Those health problems can include high blood pressure and preeclampsia, blood clots and vascular issues, infection and heart disease. If not addressed, the conditions can lead to stroke, seizures, heart failure and death.
“There can be really vague symptoms an overtired mother taking care of newborn may ignore,” Dr. Carter says.
That’s why at Tidelands Health Women’s Center the care team sees postpartum patients at two weeks and again at six weeks after birth.
“Seeing patients at two weeks gives us an opportunity to check their blood pressure and do postpartum depression screenings earlier. We can also talk about contraception, which can help reduce short pregnancy intervals,” Dr. Carter says.
Multiple studies have found shorter pregnancy intervals – those less than a year apart – increase the risk of maternal death and severe complications such as uterine rupture.
Education is key
Both Dr. Selander and Dr. Carter say it’s important to educate mothers about the risk of health problems following either vaginal or surgical deliveries.
“With any type of operation, there’s an increased risk of blood clot and infection,” Dr. Carter says. “Plus, any person who has been pregnant is at an increased risk for blood clots. When you add in surgery and other health conditions such obesity, the risk increases further.”
Mothers should be honest with their providers regarding their mental health, too. Dr. Selander says it’s common for women to experience the “baby blues” about two weeks after delivery, and some women can develop persistent postpartum depression.
“Hormonal changes, not sleeping well and, unfortunately, not eating well and trying to figure out how to manage a new baby can cause mental health problems for a new mom,” Dr. Selander says.
Mothers who struggle with mood swings, panic attacks, insomnia, fear, anxiety and feelings of hopelessness shouldn’t be afraid to have an open and honest conversation with her health care provider.
“We’re there to treat you and help you,” Dr. Selander says. “That’s an important thing for people to understand.”
Even though it’s often difficult to get the baby and older kids packed up and out the door for a postpartum doctor’s visit, it’s extremely important women make their own health a priority.

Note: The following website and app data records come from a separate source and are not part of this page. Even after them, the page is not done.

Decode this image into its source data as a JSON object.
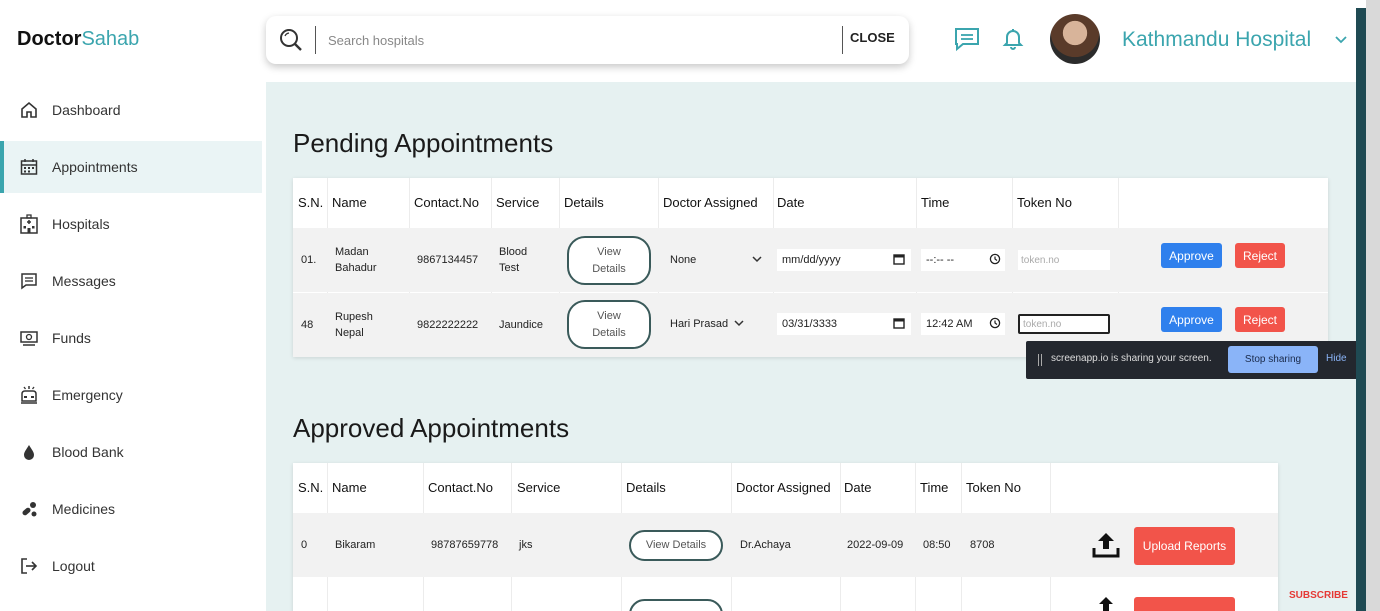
{
  "brand": {
    "part1": "Doctor",
    "part2": "Sahab"
  },
  "sidebar": {
    "items": [
      {
        "label": "Dashboard",
        "icon": "home-icon"
      },
      {
        "label": "Appointments",
        "icon": "calendar-icon",
        "active": true
      },
      {
        "label": "Hospitals",
        "icon": "hospital-icon"
      },
      {
        "label": "Messages",
        "icon": "message-icon"
      },
      {
        "label": "Funds",
        "icon": "funds-icon"
      },
      {
        "label": "Emergency",
        "icon": "ambulance-icon"
      },
      {
        "label": "Blood Bank",
        "icon": "blood-drop-icon"
      },
      {
        "label": "Medicines",
        "icon": "medicine-icon"
      },
      {
        "label": "Logout",
        "icon": "logout-icon"
      }
    ]
  },
  "header": {
    "search_placeholder": "Search hospitals",
    "close_label": "CLOSE",
    "hospital_name": "Kathmandu Hospital"
  },
  "pending": {
    "title": "Pending Appointments",
    "columns": [
      "S.N.",
      "Name",
      "Contact.No",
      "Service",
      "Details",
      "Doctor Assigned",
      "Date",
      "Time",
      "Token No"
    ],
    "rows": [
      {
        "sn": "01.",
        "name": "Madan Bahadur",
        "contact": "9867134457",
        "service": "Blood Test",
        "details": "View Details",
        "doctor": "None",
        "date": "mm/dd/yyyy",
        "time": "--:-- --",
        "token": "token.no",
        "approve": "Approve",
        "reject": "Reject"
      },
      {
        "sn": "48",
        "name": "Rupesh Nepal",
        "contact": "9822222222",
        "service": "Jaundice",
        "details": "View Details",
        "doctor": "Hari Prasad",
        "date": "03/31/3333",
        "time": "12:42 AM",
        "token": "token.no",
        "approve": "Approve",
        "reject": "Reject"
      }
    ]
  },
  "approved": {
    "title": "Approved Appointments",
    "columns": [
      "S.N.",
      "Name",
      "Contact.No",
      "Service",
      "Details",
      "Doctor Assigned",
      "Date",
      "Time",
      "Token No"
    ],
    "rows": [
      {
        "sn": "0",
        "name": "Bikaram",
        "contact": "98787659778",
        "service": "jks",
        "details": "View Details",
        "doctor": "Dr.Achaya",
        "date": "2022-09-09",
        "time": "08:50",
        "token": "8708",
        "upload": "Upload Reports"
      }
    ]
  },
  "share_bar": {
    "message": "screenapp.io is sharing your screen.",
    "stop_label": "Stop sharing",
    "hide_label": "Hide"
  },
  "overlay": {
    "subscribe": "SUBSCRIBE"
  },
  "colors": {
    "accent": "#3ba5ae",
    "approve": "#2f80ed",
    "reject": "#f2544a",
    "main_bg": "#e6f1f1"
  }
}
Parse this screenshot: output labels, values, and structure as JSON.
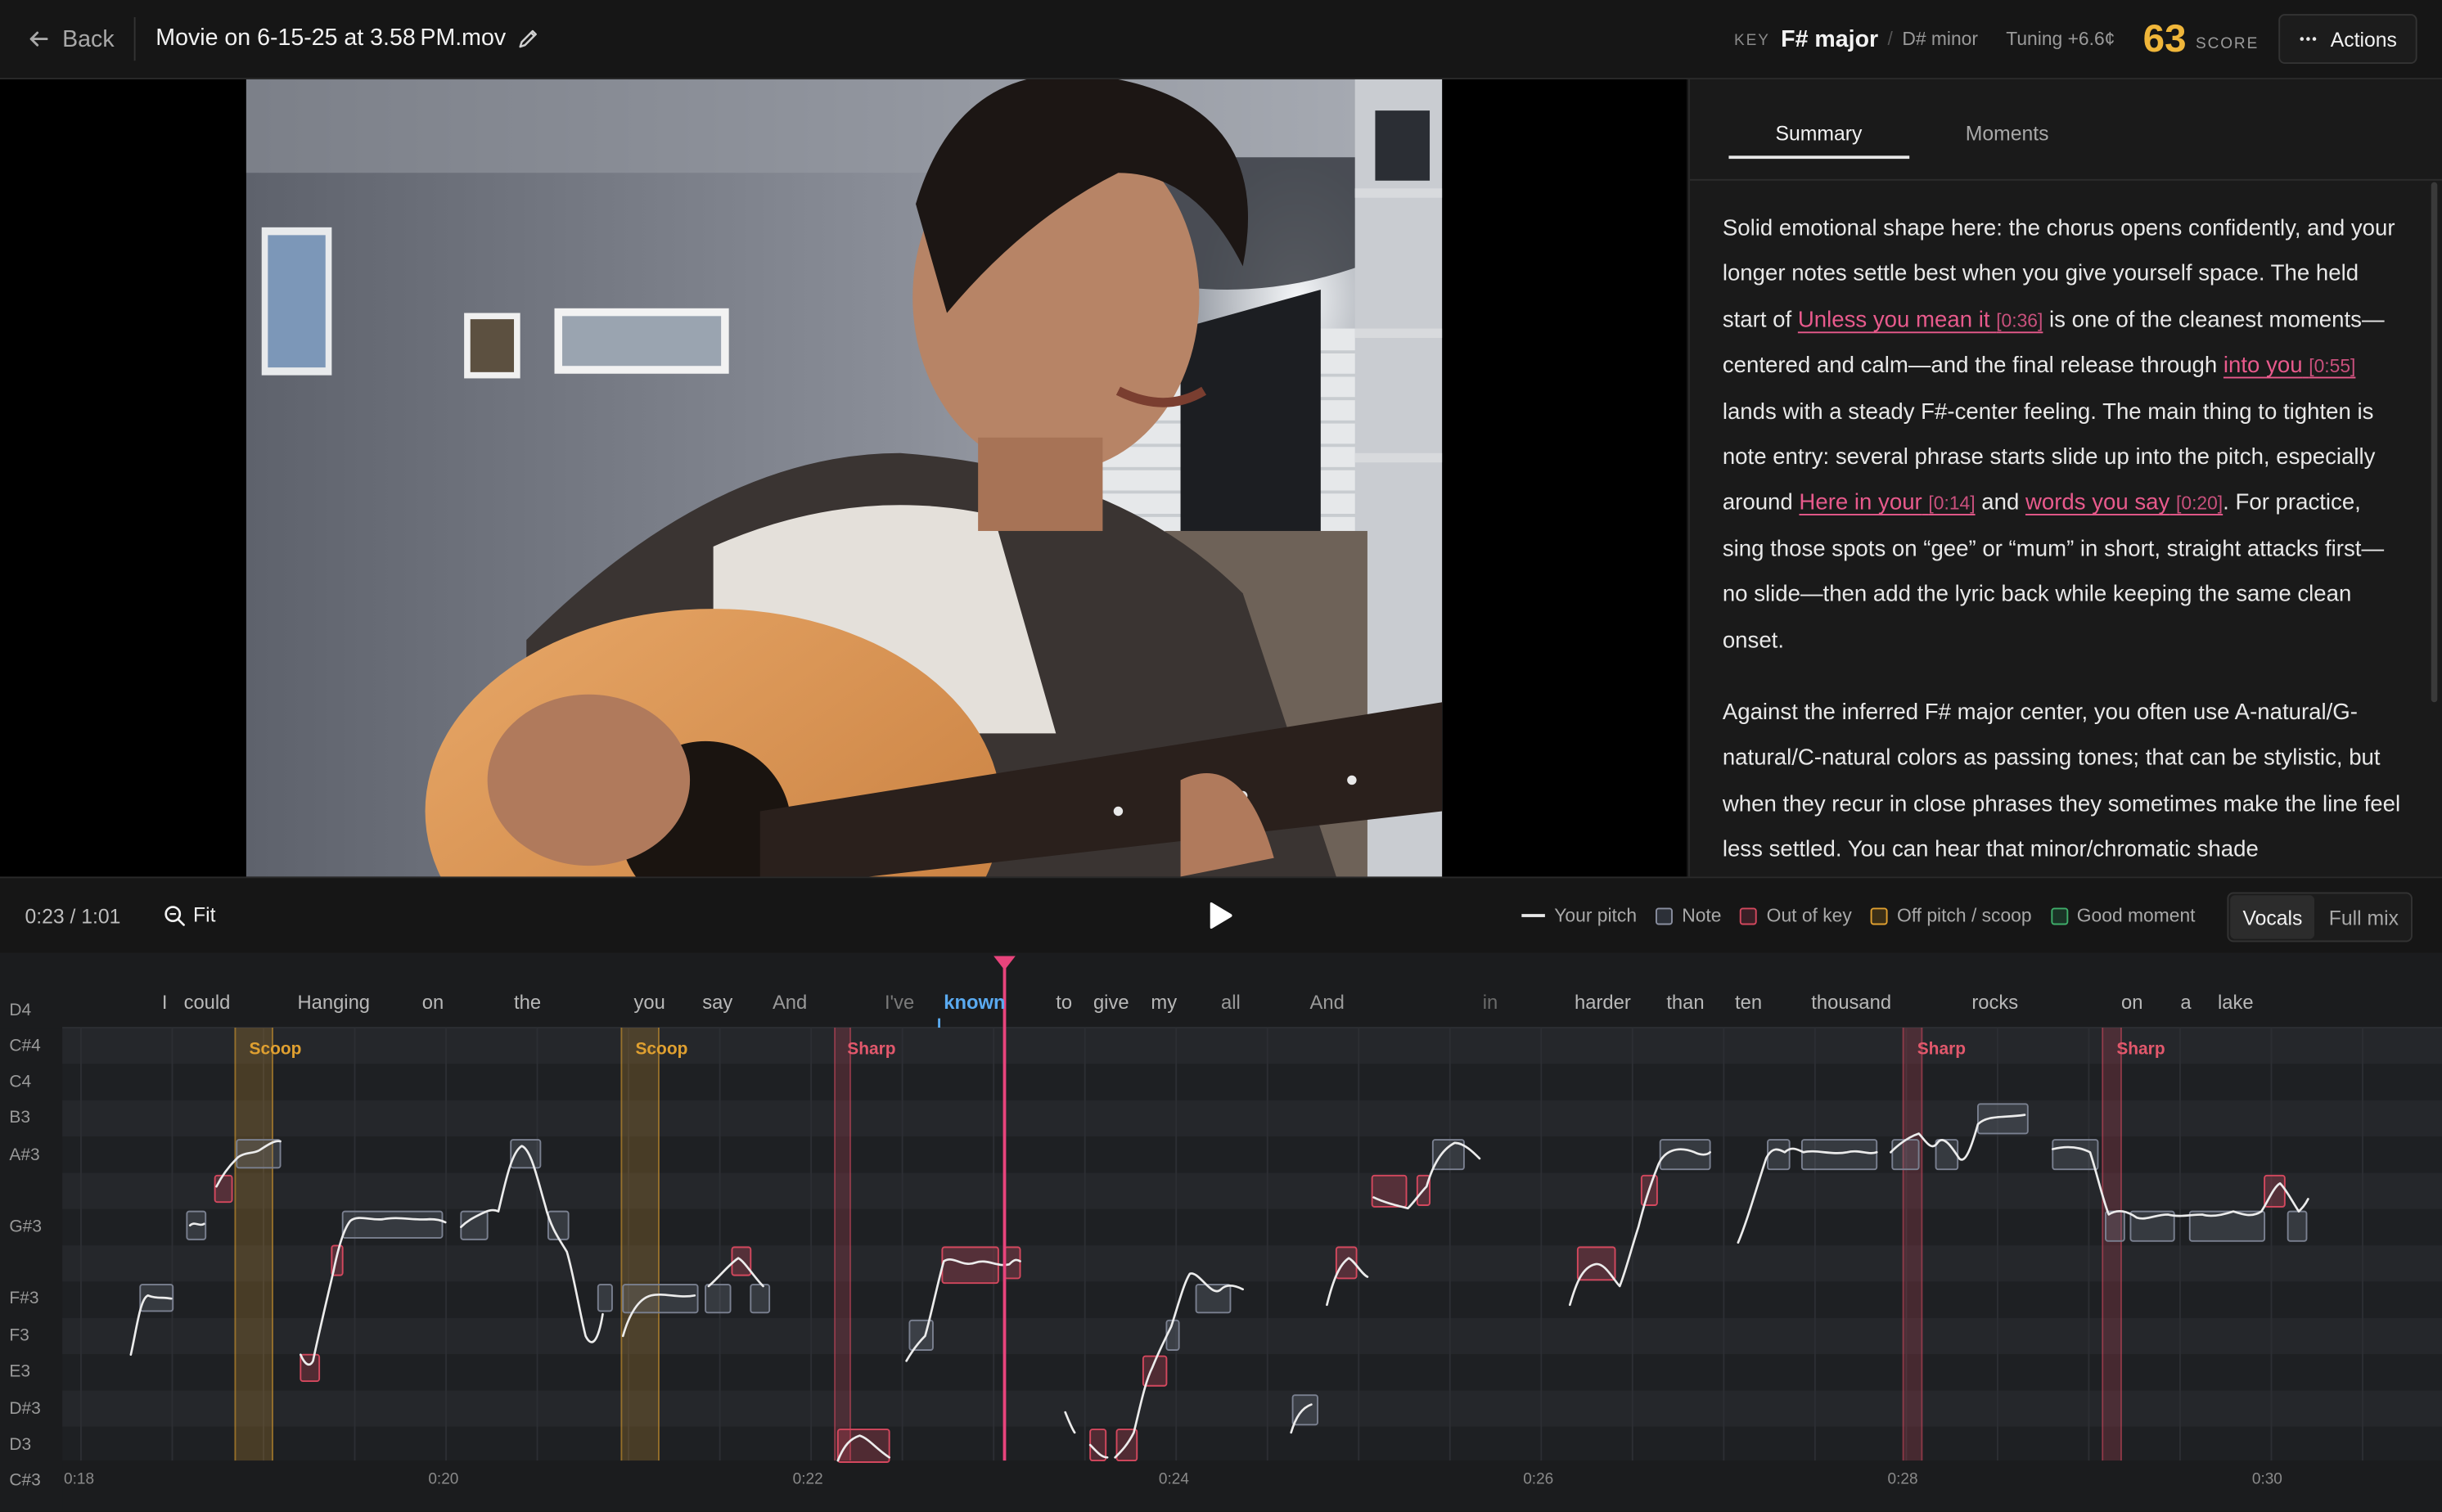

“The evidence is clearly showing an increased risk of maternal morbidity and mortality, so it is very important that we put it out there that women need to take care of themselves after they give birth,” Dr. Carter says.